The aim is to create an international network where performer trainers and researchers of performer training from various fields of performance, as well as from different countries and institutions of higher education in arts, could negotiate and share their pedagogical practices in a confidential and supportive setting.
The basic ethos behind the platform is that the performing training exercised in higher education must take the responsibility of the development of the performing arts also in the future. This is possible only in so far as that pedagogy itself is put under critical examination, i.e. if it is based on shared practices, discussions and research. The autonomy of artist pedagogy cannot be taken for granted but, instead, it is always a position which has to be conquered; dependent on our common effort to create space and opportunities for free reflection and dialogue. On the level of bodily practices, however, this sharing can never be too easy. It is difficult not only due to the lack of common vocabulary and discourse, but also because global, transnational political decisions seem to foster institutional and individual traditions and identities, as well as the growing concurrence between them. Hence: How should performer training react to the economic, political and ideological pressures of our time? In which ways could today’s performer trainers carry this consciousness, and the corresponding feeling of responsibility together?
An increasing worry about our common future might serve as a basis for a new kind of dialogue between practitioners, pedagogues and researchers. The suggested platform is a simple, efficient and inspiring way for people engaged in performer training to develop their professional skills and mutual understanding. It offers a new type of international collaboration and provides significant pedagogical, moral, and even political support.
Modes of collaboration
The leading idea of the collaboration is to support one another and gather up know-how andstrengths. As one can understand, some institutions have longer traditions, others more resources. Some are specialized in research, others in art pedagogy. In some places, performer training may involve an important social dimension, etc. From the point of view of the platform, each country, institution or department has its own particular strengths that are beneficial and interesting for the others.

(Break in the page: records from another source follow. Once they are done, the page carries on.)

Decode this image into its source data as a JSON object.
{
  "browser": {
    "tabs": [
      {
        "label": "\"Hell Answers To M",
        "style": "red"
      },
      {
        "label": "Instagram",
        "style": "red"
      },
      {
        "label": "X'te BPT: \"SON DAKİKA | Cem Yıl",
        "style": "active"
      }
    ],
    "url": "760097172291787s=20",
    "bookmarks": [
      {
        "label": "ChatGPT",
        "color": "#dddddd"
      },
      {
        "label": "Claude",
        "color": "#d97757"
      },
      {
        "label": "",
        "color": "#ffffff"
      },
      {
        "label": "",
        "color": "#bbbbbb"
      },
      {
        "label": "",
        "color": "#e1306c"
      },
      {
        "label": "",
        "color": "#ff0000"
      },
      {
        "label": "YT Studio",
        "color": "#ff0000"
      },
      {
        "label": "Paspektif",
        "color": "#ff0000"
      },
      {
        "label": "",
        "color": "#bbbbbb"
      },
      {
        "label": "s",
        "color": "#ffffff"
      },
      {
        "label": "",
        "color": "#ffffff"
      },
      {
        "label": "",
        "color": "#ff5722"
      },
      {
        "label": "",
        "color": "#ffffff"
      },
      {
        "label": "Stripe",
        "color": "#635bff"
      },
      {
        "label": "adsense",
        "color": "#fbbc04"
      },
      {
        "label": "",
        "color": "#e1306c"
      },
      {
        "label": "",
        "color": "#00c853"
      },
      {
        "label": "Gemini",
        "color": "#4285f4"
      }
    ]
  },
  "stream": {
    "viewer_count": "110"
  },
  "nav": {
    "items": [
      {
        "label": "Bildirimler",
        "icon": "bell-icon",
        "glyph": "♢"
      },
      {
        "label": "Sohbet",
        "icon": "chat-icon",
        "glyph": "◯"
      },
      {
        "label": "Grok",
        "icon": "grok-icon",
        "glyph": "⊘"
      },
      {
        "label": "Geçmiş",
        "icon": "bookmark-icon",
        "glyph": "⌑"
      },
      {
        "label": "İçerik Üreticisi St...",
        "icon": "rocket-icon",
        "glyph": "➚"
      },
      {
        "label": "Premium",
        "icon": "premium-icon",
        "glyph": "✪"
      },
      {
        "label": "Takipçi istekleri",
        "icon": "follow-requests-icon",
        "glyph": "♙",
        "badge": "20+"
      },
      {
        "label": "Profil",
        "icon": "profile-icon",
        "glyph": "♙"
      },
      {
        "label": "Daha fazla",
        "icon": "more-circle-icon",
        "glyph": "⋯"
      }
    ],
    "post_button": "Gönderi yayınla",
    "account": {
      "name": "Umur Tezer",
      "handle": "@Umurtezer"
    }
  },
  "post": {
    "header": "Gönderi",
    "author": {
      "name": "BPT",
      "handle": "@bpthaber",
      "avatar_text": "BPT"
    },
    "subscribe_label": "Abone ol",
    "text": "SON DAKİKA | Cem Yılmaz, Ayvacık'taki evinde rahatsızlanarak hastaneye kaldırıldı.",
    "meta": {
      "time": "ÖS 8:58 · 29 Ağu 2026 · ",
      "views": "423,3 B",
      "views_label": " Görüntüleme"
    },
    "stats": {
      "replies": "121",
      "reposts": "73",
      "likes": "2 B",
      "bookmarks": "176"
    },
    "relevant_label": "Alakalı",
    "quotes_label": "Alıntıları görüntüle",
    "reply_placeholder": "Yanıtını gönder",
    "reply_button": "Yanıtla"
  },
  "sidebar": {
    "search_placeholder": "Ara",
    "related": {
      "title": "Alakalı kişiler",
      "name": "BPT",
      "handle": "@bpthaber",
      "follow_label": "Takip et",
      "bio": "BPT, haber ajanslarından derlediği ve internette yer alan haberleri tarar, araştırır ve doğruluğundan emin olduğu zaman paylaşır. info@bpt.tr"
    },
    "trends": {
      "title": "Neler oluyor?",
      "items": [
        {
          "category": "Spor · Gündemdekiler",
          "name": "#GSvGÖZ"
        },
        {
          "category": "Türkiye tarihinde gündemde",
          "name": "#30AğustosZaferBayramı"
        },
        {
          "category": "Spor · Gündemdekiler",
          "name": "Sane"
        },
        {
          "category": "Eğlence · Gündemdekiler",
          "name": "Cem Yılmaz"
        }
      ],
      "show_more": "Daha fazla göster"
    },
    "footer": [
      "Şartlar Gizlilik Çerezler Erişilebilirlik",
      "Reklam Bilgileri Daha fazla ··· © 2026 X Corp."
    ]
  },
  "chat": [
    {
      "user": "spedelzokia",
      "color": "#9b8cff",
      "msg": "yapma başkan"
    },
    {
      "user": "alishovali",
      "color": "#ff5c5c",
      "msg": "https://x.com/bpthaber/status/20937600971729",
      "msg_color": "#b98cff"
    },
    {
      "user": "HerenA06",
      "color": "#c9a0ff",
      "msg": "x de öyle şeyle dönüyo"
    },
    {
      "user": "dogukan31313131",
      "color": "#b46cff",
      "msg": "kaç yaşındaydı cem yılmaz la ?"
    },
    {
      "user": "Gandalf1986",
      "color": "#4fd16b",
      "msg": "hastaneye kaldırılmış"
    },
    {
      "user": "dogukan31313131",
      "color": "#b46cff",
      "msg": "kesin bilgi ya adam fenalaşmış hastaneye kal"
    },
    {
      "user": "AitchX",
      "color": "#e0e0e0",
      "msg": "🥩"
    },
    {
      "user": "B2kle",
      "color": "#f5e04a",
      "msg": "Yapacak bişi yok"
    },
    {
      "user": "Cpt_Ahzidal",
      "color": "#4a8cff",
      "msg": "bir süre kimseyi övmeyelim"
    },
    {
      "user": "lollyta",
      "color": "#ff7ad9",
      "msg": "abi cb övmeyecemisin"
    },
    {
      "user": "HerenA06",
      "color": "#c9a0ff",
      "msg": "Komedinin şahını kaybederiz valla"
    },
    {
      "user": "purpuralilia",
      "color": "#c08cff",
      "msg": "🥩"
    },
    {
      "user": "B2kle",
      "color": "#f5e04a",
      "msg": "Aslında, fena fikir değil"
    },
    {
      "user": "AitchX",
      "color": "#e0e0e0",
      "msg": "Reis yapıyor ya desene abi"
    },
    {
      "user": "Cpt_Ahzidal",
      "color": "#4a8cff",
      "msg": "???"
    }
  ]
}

The collaboration takes place in the form of 1-3-day-long gatherings held on regular basis at the respective institutions. The hosting institution would provide the necessary venues and infrastructure and be in charge of the programme and other practical details. Each meeting could have a specific theme and contain workshops and discussions. The emphasis would be on practice and critical discussion. The meetings would circle from institution to institution. They will serve as a rich ground for developing trainer exchange and/or other, more focused collaboration between different institutions.